Since Lot and his wife had more than two daughters, they left more than just material possessions in the city. When God rained down fire and brimstone upon Sodom, their married daughters and sons-in-law—and possibly grandchildren—perished with the rest of the city's populace. What a poignant and tragic test of their faith!
Thus, when Lot's wife fled for little Zoar, her wealth, her house, and her social circle were not the only things on her mind. Those concerns were insignificant beside the certain death of her flesh and blood. Perhaps she did not believe that God would follow through on His threat. As a loving mother, her emotions for her doomed family in the city clouded her ability to make proper decisions.
Jesus makes a pertinent comment in this regard in Matthew 10:37-39:
He who loves father or mother more than Me is not worthy of Me. And he who loves son or daughter more than Me is not worthy of Me. And he who does not take his cross and follow after Me is not worthy of Me. He who finds his life will lose it, and he who loses his life for My sake will find it.
Though it goes against our human nature, God requires us to have more allegiance to Him than to the members of our own families. For His disciples, leaving family members behind to do God's will may be the most common hardship that they have to face as they come out of this world (Revelation 18:4). Perhaps this is why He reminds us to "remember Lot's wife." The day may soon come when we will have to heed God's warnings without hesitation to flee again.
"In that day, he who is on the housetop, and his goods are in the house, let him not come down to take them away. And likewise the one who is in the field, let him not turn back" (Luke 17:31). When God commands His elect to flee to a place of safety, many of us will be required to entrust family members to God's mercy. Without doubt, this will be one of the greatest tests of our spiritual lives.
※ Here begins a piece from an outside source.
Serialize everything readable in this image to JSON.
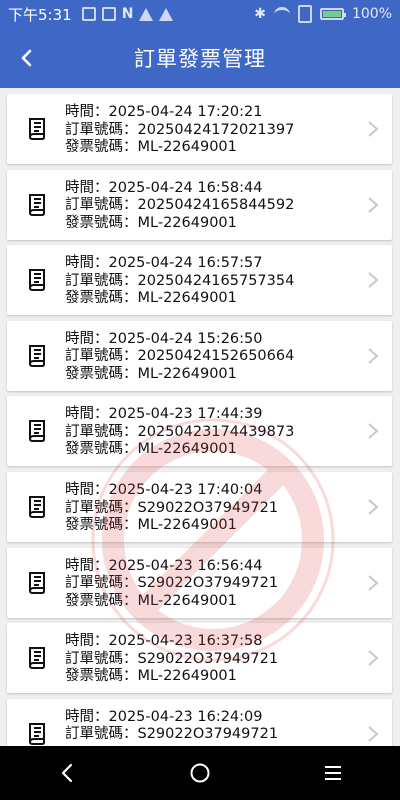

We will know that before us lie life and hope and behind us death and destruction, just as Lot and his family experienced in fleeing Sodom.
Ted E. Bowling
Remember Lot's Wife
Other Forerunner Commentary entries containing Genesis 19:26: